We should seek a larger determinate role for the GAC [Government Advisory Committee] in ICANN, a U.S.-based non-profit that coordinates global Internet systems, which we should be effectively represented." While through some diplomatic tug-of-war India got many companies to install their root servers within our borders, the note highlights that since data and traffic originating or coming in India from all domain names originating from India is not stored in India, until and unless it is done so, India essentially has very little say in the way internet is controlled and governed. And India's headache might only rise if along with the US, Russia and China also get their say in how information is shared and money is transferred across the planet.

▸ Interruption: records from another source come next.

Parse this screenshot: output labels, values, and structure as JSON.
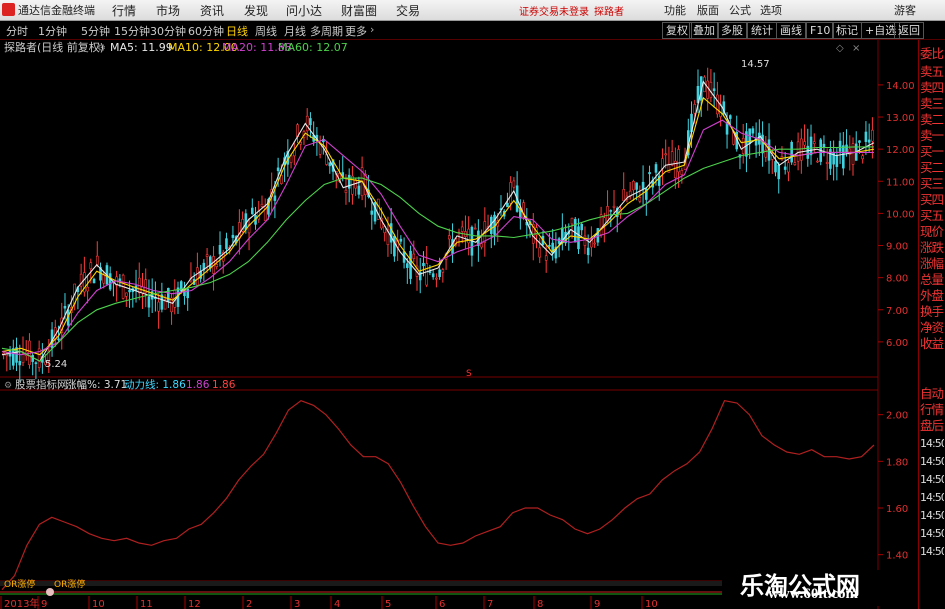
{
  "topbar": {
    "app_title": "通达信金融终端",
    "menus": [
      "行情",
      "市场",
      "资讯",
      "发现",
      "问小达",
      "财富圈",
      "交易"
    ],
    "login_status": "证券交易未登录",
    "user_name": "探路者",
    "right_menus": [
      "功能",
      "版面",
      "公式",
      "选项"
    ],
    "guest": "游客",
    "colors": {
      "bg": "#e6e6e6",
      "login": "#cc0000"
    }
  },
  "subbar": {
    "timeframes": [
      "分时",
      "1分钟",
      "5分钟",
      "15分钟",
      "30分钟",
      "60分钟",
      "日线",
      "周线",
      "月线",
      "多周期",
      "更多"
    ],
    "active": "日线",
    "right_buttons": [
      "复权",
      "叠加",
      "多股",
      "统计",
      "画线",
      "F10",
      "标记",
      "+自选",
      "返回"
    ]
  },
  "main_panel": {
    "stock_label": "探路者(日线 前复权)",
    "ma": [
      {
        "label": "MA5: 11.99",
        "color": "#e8e8e8"
      },
      {
        "label": "MA10: 12.00",
        "color": "#ffd700"
      },
      {
        "label": "MA20: 11.88",
        "color": "#d040d0"
      },
      {
        "label": "MA60: 12.07",
        "color": "#4cd24c"
      }
    ],
    "high_label": "14.57",
    "low_label": "5.24",
    "center_marker": "S",
    "y_ticks": [
      "14.00",
      "13.00",
      "12.00",
      "11.00",
      "10.00",
      "9.00",
      "8.00",
      "7.00",
      "6.00"
    ]
  },
  "sub_panel": {
    "indicator_name": "股票指标网",
    "values": [
      {
        "label": "涨幅%: 3.71",
        "color": "#ddd"
      },
      {
        "label": "动力线: 1.86",
        "color": "#40d8ff"
      },
      {
        "label": "1.86",
        "color": "#d040d0"
      },
      {
        "label": "1.86",
        "color": "#ff4040"
      }
    ],
    "y_ticks": [
      "2.00",
      "1.80",
      "1.60",
      "1.40"
    ]
  },
  "bottom": {
    "flags": [
      "OR涨停",
      "OR涨停"
    ],
    "x_labels": [
      "2013年",
      "9",
      "10",
      "11",
      "12",
      "2",
      "3",
      "4",
      "5",
      "6",
      "7",
      "8",
      "9",
      "10"
    ]
  },
  "sidebar": {
    "items": [
      "委比",
      "卖五",
      "卖四",
      "卖三",
      "卖二",
      "卖一",
      "买一",
      "买二",
      "买三",
      "买四",
      "买五",
      "现价",
      "涨跌",
      "涨幅",
      "总量",
      "外盘",
      "换手",
      "净资",
      "收益",
      "自动",
      "行情",
      "盘后",
      "14:50",
      "14:50",
      "14:50",
      "14:50",
      "14:50",
      "14:50",
      "14:50"
    ]
  },
  "watermark": {
    "title": "乐淘公式网",
    "url": "www.60lt.com"
  },
  "chart_data": {
    "type": "line",
    "candle_count": 270,
    "price_range": [
      5.0,
      14.9
    ],
    "price_high": 14.57,
    "price_low": 5.24,
    "ma_keypoints": {
      "ma5": [
        5.6,
        5.7,
        5.4,
        6.4,
        7.7,
        8.4,
        7.8,
        7.6,
        7.4,
        7.2,
        8.0,
        8.4,
        8.9,
        9.8,
        10.3,
        11.8,
        12.8,
        12.0,
        10.8,
        11.0,
        9.8,
        8.8,
        8.1,
        8.3,
        9.3,
        9.1,
        9.8,
        10.7,
        9.3,
        8.7,
        9.5,
        9.1,
        9.8,
        10.5,
        10.8,
        11.5,
        11.6,
        14.1,
        13.3,
        12.0,
        12.4,
        11.5,
        11.9,
        12.0,
        11.8,
        11.9,
        12.2
      ],
      "ma10": [
        5.7,
        5.8,
        5.6,
        6.2,
        7.4,
        8.2,
        7.9,
        7.7,
        7.5,
        7.3,
        7.8,
        8.3,
        8.8,
        9.6,
        10.2,
        11.6,
        12.5,
        12.1,
        11.1,
        11.0,
        10.1,
        9.0,
        8.2,
        8.4,
        9.1,
        9.2,
        9.6,
        10.4,
        9.6,
        8.8,
        9.3,
        9.2,
        9.7,
        10.3,
        10.7,
        11.3,
        11.5,
        13.6,
        13.1,
        12.2,
        12.3,
        11.7,
        11.8,
        11.9,
        11.9,
        11.9,
        12.0
      ],
      "ma20": [
        5.7,
        5.6,
        5.7,
        6.0,
        6.9,
        7.6,
        7.9,
        7.8,
        7.6,
        7.5,
        7.6,
        8.0,
        8.5,
        9.2,
        9.8,
        10.9,
        12.1,
        12.3,
        11.8,
        11.3,
        10.6,
        9.6,
        8.7,
        8.5,
        8.8,
        9.0,
        9.3,
        9.9,
        9.8,
        9.2,
        9.1,
        9.2,
        9.4,
        9.9,
        10.3,
        10.9,
        11.2,
        12.6,
        12.9,
        12.5,
        12.3,
        11.9,
        11.8,
        11.9,
        11.9,
        11.9,
        11.9
      ],
      "ma60": [
        5.8,
        5.7,
        5.4,
        6.0,
        6.6,
        7.0,
        7.2,
        7.35,
        7.5,
        7.6,
        7.7,
        7.85,
        8.1,
        8.5,
        9.1,
        9.8,
        10.4,
        10.9,
        11.1,
        11.1,
        10.9,
        10.5,
        10.0,
        9.6,
        9.4,
        9.3,
        9.3,
        9.25,
        9.35,
        9.45,
        9.6,
        9.8,
        9.95,
        10.0,
        10.3,
        10.7,
        11.1,
        11.4,
        11.6,
        11.8,
        11.9,
        12.0,
        12.0,
        12.05,
        12.05,
        12.07,
        12.07
      ]
    },
    "indicator_range": [
      1.3,
      2.08
    ],
    "indicator_line": [
      1.25,
      1.31,
      1.44,
      1.53,
      1.56,
      1.54,
      1.52,
      1.49,
      1.47,
      1.46,
      1.47,
      1.45,
      1.44,
      1.46,
      1.47,
      1.51,
      1.53,
      1.58,
      1.64,
      1.72,
      1.78,
      1.83,
      1.92,
      2.02,
      2.06,
      2.04,
      2.0,
      1.94,
      1.87,
      1.82,
      1.82,
      1.79,
      1.71,
      1.61,
      1.52,
      1.45,
      1.44,
      1.45,
      1.48,
      1.5,
      1.52,
      1.58,
      1.6,
      1.6,
      1.57,
      1.55,
      1.51,
      1.49,
      1.51,
      1.55,
      1.6,
      1.64,
      1.66,
      1.72,
      1.76,
      1.79,
      1.84,
      1.94,
      2.06,
      2.05,
      2.0,
      1.91,
      1.87,
      1.84,
      1.83,
      1.85,
      1.82,
      1.82,
      1.81,
      1.82,
      1.87
    ]
  }
}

Last year, US rejected Russia's proactive stance on Un control of internet backed by China and others as well since that would have essentially meant individual governments' control over all data and internet traffic within and across their borders. US highlighted its 'principle' of an internet controlled by the people and free information for all but now, since the Snowden snowballing of internet and telecommunication spying and all pervading surveillance of all kinds of information and transactions by US, India seems certain to push for a multilateral approach to internet control and governance. The note clearly stated India's apprehensions of a new internet governance regime in which Russia and China will form a troika with the US and then enforce upon other nations and India aims to ensure that its concerns are also 'accommodated' in any new internet governance structure.

However, while we are still wrangling over WTO and climate deal negotiations courtesy a cobweb of complicated language and terminology but little gain on the ground, only time will tell whether our sincere intent to free (or control) the web within our borders actually sees the light of the day.

The above article has been contributed by Anchal Gupta. He is currently working as a freelancer covering the beats of Science/Technology mostly related to energy R&D, sustainable development, space research/exploration and environment/climate change issues. He also assists a renowned Documentary Filmmaker and independent TV anchor in India on his various projects. To read more works of him you can head to his blog .